I’m not a Marxist or advocate state ownership of business but I do feel that industry needs to be heavily regulated. Big businesses, left to their own devices, will screw us over in some form if we aren’t watching them like a hawk. The corporation only answers to their owners and shareholders. With some rare exceptions, benevolence from big business only exists if it doesn’t cost them very much money and if they benefit from it.

History is full of the damage and chaos when big business is left to run amok. The big example is the Crash of 1929. The Dow Jones Industrial Average lost 89 percent of its value by 1932 and put us into a depression that didn’t subside until the start of World War II. That was 12 years of massive unemployment and suffering.

We had the robber barons of the 19th century which included John D. Rockefeller, John Jacob Astor and Andrew Carnegie. These guys were the Goldman Sachs and AIG of their day. Men like that were known for extensive use of child labor, deadly working conditions and strong arm tactics if workers complained.

Upton Sinclair wrote “The Jungle” that exposed conditions in the U.S. meat packing industry and led to the Pure Food and Drug Act in 1906. Now we seem to be returning to those days when you didn’t know if your food or medicine was safe. The food industry have worked for years to reduce the regulations in place.

More recent follies included the Savings and Loan crash in the 1980s and there was Black Monday in October 1987 when the stock market dropped 500 points or 22.6 percent of value. We’re still experiencing the damage from the crash in 2008 and the collapse of the housing loan market.

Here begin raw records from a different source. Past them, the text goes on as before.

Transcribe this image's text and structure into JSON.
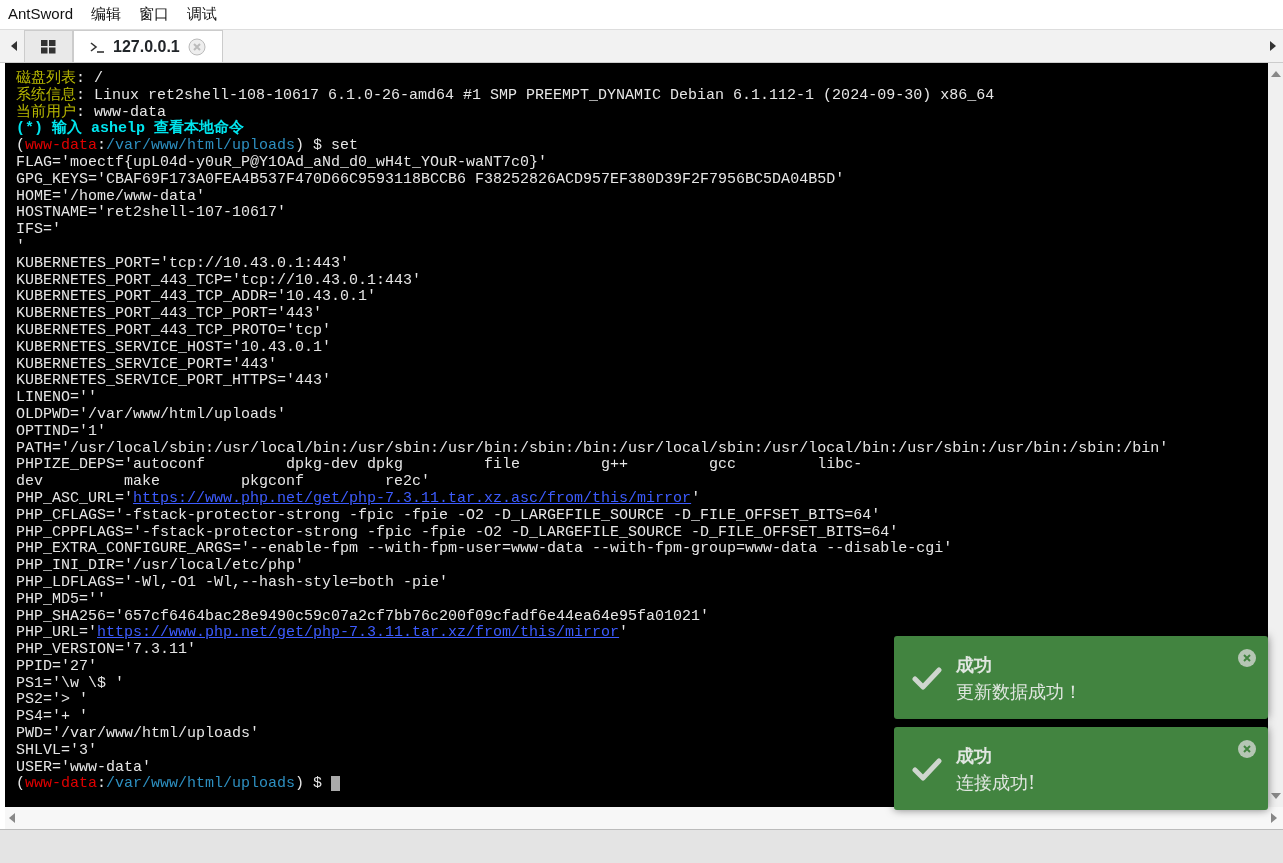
{
  "menu": [
    "AntSword",
    "编辑",
    "窗口",
    "调试"
  ],
  "tabs": [
    {
      "kind": "grid",
      "selected": false
    },
    {
      "kind": "terminal",
      "label": "127.0.0.1",
      "selected": true
    }
  ],
  "terminal": {
    "cursor": true,
    "lines": [
      [
        {
          "kind": "label",
          "t": "磁盘列表"
        },
        {
          "kind": "plain",
          "t": ": /"
        }
      ],
      [
        {
          "kind": "label",
          "t": "系统信息"
        },
        {
          "kind": "plain",
          "t": ": Linux ret2shell-108-10617 6.1.0-26-amd64 #1 SMP PREEMPT_DYNAMIC Debian 6.1.112-1 (2024-09-30) x86_64"
        }
      ],
      [
        {
          "kind": "label",
          "t": "当前用户"
        },
        {
          "kind": "plain",
          "t": ": www-data"
        }
      ],
      [
        {
          "kind": "hint",
          "t": "(*) 输入 ashelp 查看本地命令"
        }
      ],
      [
        {
          "kind": "plain",
          "t": "("
        },
        {
          "kind": "user",
          "t": "www-data"
        },
        {
          "kind": "plain",
          "t": ":"
        },
        {
          "kind": "path",
          "t": "/var/www/html/uploads"
        },
        {
          "kind": "plain",
          "t": ") $ set"
        }
      ],
      [
        {
          "kind": "plain",
          "t": "FLAG='moectf{upL04d-y0uR_P@Y1OAd_aNd_d0_wH4t_YOuR-waNT7c0}'"
        }
      ],
      [
        {
          "kind": "plain",
          "t": "GPG_KEYS='CBAF69F173A0FEA4B537F470D66C9593118BCCB6 F38252826ACD957EF380D39F2F7956BC5DA04B5D'"
        }
      ],
      [
        {
          "kind": "plain",
          "t": "HOME='/home/www-data'"
        }
      ],
      [
        {
          "kind": "plain",
          "t": "HOSTNAME='ret2shell-107-10617'"
        }
      ],
      [
        {
          "kind": "plain",
          "t": "IFS='"
        }
      ],
      [
        {
          "kind": "plain",
          "t": "'"
        }
      ],
      [
        {
          "kind": "plain",
          "t": "KUBERNETES_PORT='tcp://10.43.0.1:443'"
        }
      ],
      [
        {
          "kind": "plain",
          "t": "KUBERNETES_PORT_443_TCP='tcp://10.43.0.1:443'"
        }
      ],
      [
        {
          "kind": "plain",
          "t": "KUBERNETES_PORT_443_TCP_ADDR='10.43.0.1'"
        }
      ],
      [
        {
          "kind": "plain",
          "t": "KUBERNETES_PORT_443_TCP_PORT='443'"
        }
      ],
      [
        {
          "kind": "plain",
          "t": "KUBERNETES_PORT_443_TCP_PROTO='tcp'"
        }
      ],
      [
        {
          "kind": "plain",
          "t": "KUBERNETES_SERVICE_HOST='10.43.0.1'"
        }
      ],
      [
        {
          "kind": "plain",
          "t": "KUBERNETES_SERVICE_PORT='443'"
        }
      ],
      [
        {
          "kind": "plain",
          "t": "KUBERNETES_SERVICE_PORT_HTTPS='443'"
        }
      ],
      [
        {
          "kind": "plain",
          "t": "LINENO=''"
        }
      ],
      [
        {
          "kind": "plain",
          "t": "OLDPWD='/var/www/html/uploads'"
        }
      ],
      [
        {
          "kind": "plain",
          "t": "OPTIND='1'"
        }
      ],
      [
        {
          "kind": "plain",
          "t": "PATH='/usr/local/sbin:/usr/local/bin:/usr/sbin:/usr/bin:/sbin:/bin:/usr/local/sbin:/usr/local/bin:/usr/sbin:/usr/bin:/sbin:/bin'"
        }
      ],
      [
        {
          "kind": "plain",
          "t": "PHPIZE_DEPS='autoconf         dpkg-dev dpkg         file         g++         gcc         libc-"
        }
      ],
      [
        {
          "kind": "plain",
          "t": "dev         make         pkgconf         re2c'"
        }
      ],
      [
        {
          "kind": "plain",
          "t": "PHP_ASC_URL='"
        },
        {
          "kind": "link",
          "t": "https://www.php.net/get/php-7.3.11.tar.xz.asc/from/this/mirror"
        },
        {
          "kind": "plain",
          "t": "'"
        }
      ],
      [
        {
          "kind": "plain",
          "t": "PHP_CFLAGS='-fstack-protector-strong -fpic -fpie -O2 -D_LARGEFILE_SOURCE -D_FILE_OFFSET_BITS=64'"
        }
      ],
      [
        {
          "kind": "plain",
          "t": "PHP_CPPFLAGS='-fstack-protector-strong -fpic -fpie -O2 -D_LARGEFILE_SOURCE -D_FILE_OFFSET_BITS=64'"
        }
      ],
      [
        {
          "kind": "plain",
          "t": "PHP_EXTRA_CONFIGURE_ARGS='--enable-fpm --with-fpm-user=www-data --with-fpm-group=www-data --disable-cgi'"
        }
      ],
      [
        {
          "kind": "plain",
          "t": "PHP_INI_DIR='/usr/local/etc/php'"
        }
      ],
      [
        {
          "kind": "plain",
          "t": "PHP_LDFLAGS='-Wl,-O1 -Wl,--hash-style=both -pie'"
        }
      ],
      [
        {
          "kind": "plain",
          "t": "PHP_MD5=''"
        }
      ],
      [
        {
          "kind": "plain",
          "t": "PHP_SHA256='657cf6464bac28e9490c59c07a2cf7bb76c200f09cfadf6e44ea64e95fa01021'"
        }
      ],
      [
        {
          "kind": "plain",
          "t": "PHP_URL='"
        },
        {
          "kind": "link",
          "t": "https://www.php.net/get/php-7.3.11.tar.xz/from/this/mirror"
        },
        {
          "kind": "plain",
          "t": "'"
        }
      ],
      [
        {
          "kind": "plain",
          "t": "PHP_VERSION='7.3.11'"
        }
      ],
      [
        {
          "kind": "plain",
          "t": "PPID='27'"
        }
      ],
      [
        {
          "kind": "plain",
          "t": "PS1='\\w \\$ '"
        }
      ],
      [
        {
          "kind": "plain",
          "t": "PS2='> '"
        }
      ],
      [
        {
          "kind": "plain",
          "t": "PS4='+ '"
        }
      ],
      [
        {
          "kind": "plain",
          "t": "PWD='/var/www/html/uploads'"
        }
      ],
      [
        {
          "kind": "plain",
          "t": "SHLVL='3'"
        }
      ],
      [
        {
          "kind": "plain",
          "t": "USER='www-data'"
        }
      ],
      [
        {
          "kind": "plain",
          "t": "("
        },
        {
          "kind": "user",
          "t": "www-data"
        },
        {
          "kind": "plain",
          "t": ":"
        },
        {
          "kind": "path",
          "t": "/var/www/html/uploads"
        },
        {
          "kind": "plain",
          "t": ") $ "
        }
      ]
    ]
  },
  "toasts": [
    {
      "title": "成功",
      "message": "更新数据成功！"
    },
    {
      "title": "成功",
      "message": "连接成功!"
    }
  ]
}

The BP oil spill isn’t the first or last example of big business raping our environment in the name of profits. Google “superfund” and you will find a lot of information on trashed environments that taxpayers paid to have cleaned up — places like Love Canal, Times Beach and smaller locations like old factories that found it was cheaper to dump their hazardous wastes on their property than to have it properly disposed.

The problem with “big business” is shown in little ways as well. Grocery chains don’t locate in low income areas so those people are forced to pay more for their food. Money and favorable policies meant to help family farms end up going to agriculture conglomerates like ConAgra. Wal-mart treats their employees so bad that many have to apply for food stamps and welfare to make ends meet.

What bothers me the most is most people let these things happen or look the other way. One reaction is that they would rather have a cheaper price than a company that acts ethically and responsibly. Big business isn’t the driver of the economy. The engine of our economy is small businesses— the mom and pop locally owned shops and services. Big business’ charity work comes from their advertising budget and most of their profit leaves the area and contributes nothing where they operate.

An obstacle to stopping this screw over is the government. Legislators in D.C. or in the states are bought and paid for by big bushiness in some way. Both Democrats and Republicans. If we want to return our country to the people we need to only vote for people who will refuse to be bought.

Unless that happens, things like the BP oil spill will continue.

*This article appeared in the July/August 2010 issue of The Central Ohio Humanist*